■ WHAT TO DO ■
Repeat the records below word for word.

■ SOURCE DATA ■
____________
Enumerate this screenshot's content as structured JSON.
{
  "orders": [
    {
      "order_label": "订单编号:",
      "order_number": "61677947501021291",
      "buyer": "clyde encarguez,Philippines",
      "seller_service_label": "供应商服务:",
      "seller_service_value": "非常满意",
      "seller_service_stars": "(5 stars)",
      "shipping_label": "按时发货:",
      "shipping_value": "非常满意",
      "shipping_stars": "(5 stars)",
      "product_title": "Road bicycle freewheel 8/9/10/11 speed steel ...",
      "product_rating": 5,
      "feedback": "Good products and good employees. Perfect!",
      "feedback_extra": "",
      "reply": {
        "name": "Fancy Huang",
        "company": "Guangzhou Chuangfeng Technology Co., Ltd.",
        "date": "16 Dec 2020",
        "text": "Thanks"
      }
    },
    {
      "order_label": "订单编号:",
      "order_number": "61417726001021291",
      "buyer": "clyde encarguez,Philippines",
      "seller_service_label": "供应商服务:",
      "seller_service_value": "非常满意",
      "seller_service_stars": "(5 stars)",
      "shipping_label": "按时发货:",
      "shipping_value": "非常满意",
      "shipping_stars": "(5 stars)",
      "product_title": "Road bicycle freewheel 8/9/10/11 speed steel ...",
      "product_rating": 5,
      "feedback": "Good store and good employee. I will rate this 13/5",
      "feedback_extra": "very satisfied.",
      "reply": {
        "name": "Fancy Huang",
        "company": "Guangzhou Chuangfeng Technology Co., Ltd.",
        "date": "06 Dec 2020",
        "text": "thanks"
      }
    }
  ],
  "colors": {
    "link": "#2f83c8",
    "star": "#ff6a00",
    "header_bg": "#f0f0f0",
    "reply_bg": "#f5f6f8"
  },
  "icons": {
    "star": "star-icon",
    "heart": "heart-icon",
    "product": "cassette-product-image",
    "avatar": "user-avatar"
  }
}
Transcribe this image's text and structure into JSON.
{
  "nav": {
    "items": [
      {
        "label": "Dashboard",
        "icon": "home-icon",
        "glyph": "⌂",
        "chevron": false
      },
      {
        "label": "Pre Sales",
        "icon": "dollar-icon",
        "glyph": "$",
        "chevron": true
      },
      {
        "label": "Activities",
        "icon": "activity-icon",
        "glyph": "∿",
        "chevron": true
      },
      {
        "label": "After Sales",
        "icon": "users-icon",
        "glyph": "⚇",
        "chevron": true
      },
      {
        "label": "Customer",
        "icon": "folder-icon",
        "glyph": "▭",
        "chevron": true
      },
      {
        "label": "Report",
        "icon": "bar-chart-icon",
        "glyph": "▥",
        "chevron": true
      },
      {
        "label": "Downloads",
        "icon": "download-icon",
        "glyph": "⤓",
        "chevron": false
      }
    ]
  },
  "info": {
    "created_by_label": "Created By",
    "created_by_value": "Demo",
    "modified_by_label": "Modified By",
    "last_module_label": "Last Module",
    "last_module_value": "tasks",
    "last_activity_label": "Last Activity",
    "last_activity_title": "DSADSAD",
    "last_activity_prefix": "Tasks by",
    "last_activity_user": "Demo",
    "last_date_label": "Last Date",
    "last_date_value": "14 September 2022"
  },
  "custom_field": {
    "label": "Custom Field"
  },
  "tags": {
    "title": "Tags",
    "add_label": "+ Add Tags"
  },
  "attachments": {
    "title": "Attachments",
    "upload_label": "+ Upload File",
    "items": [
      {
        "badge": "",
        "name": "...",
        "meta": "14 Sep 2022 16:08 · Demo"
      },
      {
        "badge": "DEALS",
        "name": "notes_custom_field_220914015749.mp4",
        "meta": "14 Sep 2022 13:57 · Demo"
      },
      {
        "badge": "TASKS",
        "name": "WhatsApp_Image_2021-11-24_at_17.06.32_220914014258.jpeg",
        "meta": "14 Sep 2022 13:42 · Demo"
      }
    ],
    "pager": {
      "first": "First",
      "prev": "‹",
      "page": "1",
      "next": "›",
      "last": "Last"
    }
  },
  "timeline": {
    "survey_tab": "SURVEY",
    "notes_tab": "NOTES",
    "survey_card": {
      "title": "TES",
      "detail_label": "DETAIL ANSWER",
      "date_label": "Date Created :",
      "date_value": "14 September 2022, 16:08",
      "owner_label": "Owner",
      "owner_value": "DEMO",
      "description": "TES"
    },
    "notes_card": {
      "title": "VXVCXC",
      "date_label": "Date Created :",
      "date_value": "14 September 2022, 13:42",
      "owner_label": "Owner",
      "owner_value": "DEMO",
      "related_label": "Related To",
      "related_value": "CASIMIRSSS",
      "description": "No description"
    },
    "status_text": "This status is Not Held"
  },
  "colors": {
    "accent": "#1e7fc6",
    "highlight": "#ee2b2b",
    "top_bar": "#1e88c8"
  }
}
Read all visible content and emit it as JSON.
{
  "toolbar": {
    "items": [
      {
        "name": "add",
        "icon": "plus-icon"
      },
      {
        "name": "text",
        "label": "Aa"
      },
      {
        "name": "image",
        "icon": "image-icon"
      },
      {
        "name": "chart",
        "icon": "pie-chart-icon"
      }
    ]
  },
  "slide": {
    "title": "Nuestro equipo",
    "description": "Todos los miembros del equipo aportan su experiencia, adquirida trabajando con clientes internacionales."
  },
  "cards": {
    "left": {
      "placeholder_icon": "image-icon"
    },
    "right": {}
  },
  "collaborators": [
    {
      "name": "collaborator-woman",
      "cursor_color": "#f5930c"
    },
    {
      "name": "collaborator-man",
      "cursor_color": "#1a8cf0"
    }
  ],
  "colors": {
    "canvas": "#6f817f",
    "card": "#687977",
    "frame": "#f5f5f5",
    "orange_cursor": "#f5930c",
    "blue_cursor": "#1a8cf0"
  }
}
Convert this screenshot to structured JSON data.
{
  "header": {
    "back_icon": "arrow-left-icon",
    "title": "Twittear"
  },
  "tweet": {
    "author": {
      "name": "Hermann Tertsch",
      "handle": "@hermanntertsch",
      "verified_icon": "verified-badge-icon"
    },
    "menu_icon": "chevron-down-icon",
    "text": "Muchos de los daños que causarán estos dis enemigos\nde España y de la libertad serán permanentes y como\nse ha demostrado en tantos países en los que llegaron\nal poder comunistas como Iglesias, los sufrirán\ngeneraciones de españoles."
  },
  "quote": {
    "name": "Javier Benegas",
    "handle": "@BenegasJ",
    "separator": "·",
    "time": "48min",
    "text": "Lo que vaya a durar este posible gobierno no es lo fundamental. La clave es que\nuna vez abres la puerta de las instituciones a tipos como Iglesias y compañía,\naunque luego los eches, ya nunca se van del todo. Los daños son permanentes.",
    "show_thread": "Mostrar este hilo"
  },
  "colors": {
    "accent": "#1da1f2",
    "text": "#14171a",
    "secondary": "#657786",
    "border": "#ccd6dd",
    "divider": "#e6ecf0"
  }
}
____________
■ ANSWER TO THE PROBLEM ■
Enumerate this screenshot's content as structured JSON.
{
  "orders": [
    {
      "order_label": "订单编号:",
      "order_number": "61677947501021291",
      "buyer": "clyde encarguez,Philippines",
      "seller_service_label": "供应商服务:",
      "seller_service_value": "非常满意",
      "seller_service_stars": "(5 stars)",
      "shipping_label": "按时发货:",
      "shipping_value": "非常满意",
      "shipping_stars": "(5 stars)",
      "product_title": "Road bicycle freewheel 8/9/10/11 speed steel ...",
      "product_rating": 5,
      "feedback": "Good products and good employees. Perfect!",
      "feedback_extra": "",
      "reply": {
        "name": "Fancy Huang",
        "company": "Guangzhou Chuangfeng Technology Co., Ltd.",
        "date": "16 Dec 2020",
        "text": "Thanks"
      }
    },
    {
      "order_label": "订单编号:",
      "order_number": "61417726001021291",
      "buyer": "clyde encarguez,Philippines",
      "seller_service_label": "供应商服务:",
      "seller_service_value": "非常满意",
      "seller_service_stars": "(5 stars)",
      "shipping_label": "按时发货:",
      "shipping_value": "非常满意",
      "shipping_stars": "(5 stars)",
      "product_title": "Road bicycle freewheel 8/9/10/11 speed steel ...",
      "product_rating": 5,
      "feedback": "Good store and good employee. I will rate this 13/5",
      "feedback_extra": "very satisfied.",
      "reply": {
        "name": "Fancy Huang",
        "company": "Guangzhou Chuangfeng Technology Co., Ltd.",
        "date": "06 Dec 2020",
        "text": "thanks"
      }
    }
  ],
  "colors": {
    "link": "#2f83c8",
    "star": "#ff6a00",
    "header_bg": "#f0f0f0",
    "reply_bg": "#f5f6f8"
  },
  "icons": {
    "star": "star-icon",
    "heart": "heart-icon",
    "product": "cassette-product-image",
    "avatar": "user-avatar"
  }
}
Transcribe this image's text and structure into JSON.
{
  "nav": {
    "items": [
      {
        "label": "Dashboard",
        "icon": "home-icon",
        "glyph": "⌂",
        "chevron": false
      },
      {
        "label": "Pre Sales",
        "icon": "dollar-icon",
        "glyph": "$",
        "chevron": true
      },
      {
        "label": "Activities",
        "icon": "activity-icon",
        "glyph": "∿",
        "chevron": true
      },
      {
        "label": "After Sales",
        "icon": "users-icon",
        "glyph": "⚇",
        "chevron": true
      },
      {
        "label": "Customer",
        "icon": "folder-icon",
        "glyph": "▭",
        "chevron": true
      },
      {
        "label": "Report",
        "icon": "bar-chart-icon",
        "glyph": "▥",
        "chevron": true
      },
      {
        "label": "Downloads",
        "icon": "download-icon",
        "glyph": "⤓",
        "chevron": false
      }
    ]
  },
  "info": {
    "created_by_label": "Created By",
    "created_by_value": "Demo",
    "modified_by_label": "Modified By",
    "last_module_label": "Last Module",
    "last_module_value": "tasks",
    "last_activity_label": "Last Activity",
    "last_activity_title": "DSADSAD",
    "last_activity_prefix": "Tasks by",
    "last_activity_user": "Demo",
    "last_date_label": "Last Date",
    "last_date_value": "14 September 2022"
  },
  "custom_field": {
    "label": "Custom Field"
  },
  "tags": {
    "title": "Tags",
    "add_label": "+ Add Tags"
  },
  "attachments": {
    "title": "Attachments",
    "upload_label": "+ Upload File",
    "items": [
      {
        "badge": "",
        "name": "...",
        "meta": "14 Sep 2022 16:08 · Demo"
      },
      {
        "badge": "DEALS",
        "name": "notes_custom_field_220914015749.mp4",
        "meta": "14 Sep 2022 13:57 · Demo"
      },
      {
        "badge": "TASKS",
        "name": "WhatsApp_Image_2021-11-24_at_17.06.32_220914014258.jpeg",
        "meta": "14 Sep 2022 13:42 · Demo"
      }
    ],
    "pager": {
      "first": "First",
      "prev": "‹",
      "page": "1",
      "next": "›",
      "last": "Last"
    }
  },
  "timeline": {
    "survey_tab": "SURVEY",
    "notes_tab": "NOTES",
    "survey_card": {
      "title": "TES",
      "detail_label": "DETAIL ANSWER",
      "date_label": "Date Created :",
      "date_value": "14 September 2022, 16:08",
      "owner_label": "Owner",
      "owner_value": "DEMO",
      "description": "TES"
    },
    "notes_card": {
      "title": "VXVCXC",
      "date_label": "Date Created :",
      "date_value": "14 September 2022, 13:42",
      "owner_label": "Owner",
      "owner_value": "DEMO",
      "related_label": "Related To",
      "related_value": "CASIMIRSSS",
      "description": "No description"
    },
    "status_text": "This status is Not Held"
  },
  "colors": {
    "accent": "#1e7fc6",
    "highlight": "#ee2b2b",
    "top_bar": "#1e88c8"
  }
}
Read all visible content and emit it as JSON.
{
  "toolbar": {
    "items": [
      {
        "name": "add",
        "icon": "plus-icon"
      },
      {
        "name": "text",
        "label": "Aa"
      },
      {
        "name": "image",
        "icon": "image-icon"
      },
      {
        "name": "chart",
        "icon": "pie-chart-icon"
      }
    ]
  },
  "slide": {
    "title": "Nuestro equipo",
    "description": "Todos los miembros del equipo aportan su experiencia, adquirida trabajando con clientes internacionales."
  },
  "cards": {
    "left": {
      "placeholder_icon": "image-icon"
    },
    "right": {}
  },
  "collaborators": [
    {
      "name": "collaborator-woman",
      "cursor_color": "#f5930c"
    },
    {
      "name": "collaborator-man",
      "cursor_color": "#1a8cf0"
    }
  ],
  "colors": {
    "canvas": "#6f817f",
    "card": "#687977",
    "frame": "#f5f5f5",
    "orange_cursor": "#f5930c",
    "blue_cursor": "#1a8cf0"
  }
}
Convert this screenshot to structured JSON data.
{
  "header": {
    "back_icon": "arrow-left-icon",
    "title": "Twittear"
  },
  "tweet": {
    "author": {
      "name": "Hermann Tertsch",
      "handle": "@hermanntertsch",
      "verified_icon": "verified-badge-icon"
    },
    "menu_icon": "chevron-down-icon",
    "text": "Muchos de los daños que causarán estos dis enemigos\nde España y de la libertad serán permanentes y como\nse ha demostrado en tantos países en los que llegaron\nal poder comunistas como Iglesias, los sufrirán\ngeneraciones de españoles."
  },
  "quote": {
    "name": "Javier Benegas",
    "handle": "@BenegasJ",
    "separator": "·",
    "time": "48min",
    "text": "Lo que vaya a durar este posible gobierno no es lo fundamental. La clave es que\nuna vez abres la puerta de las instituciones a tipos como Iglesias y compañía,\naunque luego los eches, ya nunca se van del todo. Los daños son permanentes.",
    "show_thread": "Mostrar este hilo"
  },
  "colors": {
    "accent": "#1da1f2",
    "text": "#14171a",
    "secondary": "#657786",
    "border": "#ccd6dd",
    "divider": "#e6ecf0"
  }
}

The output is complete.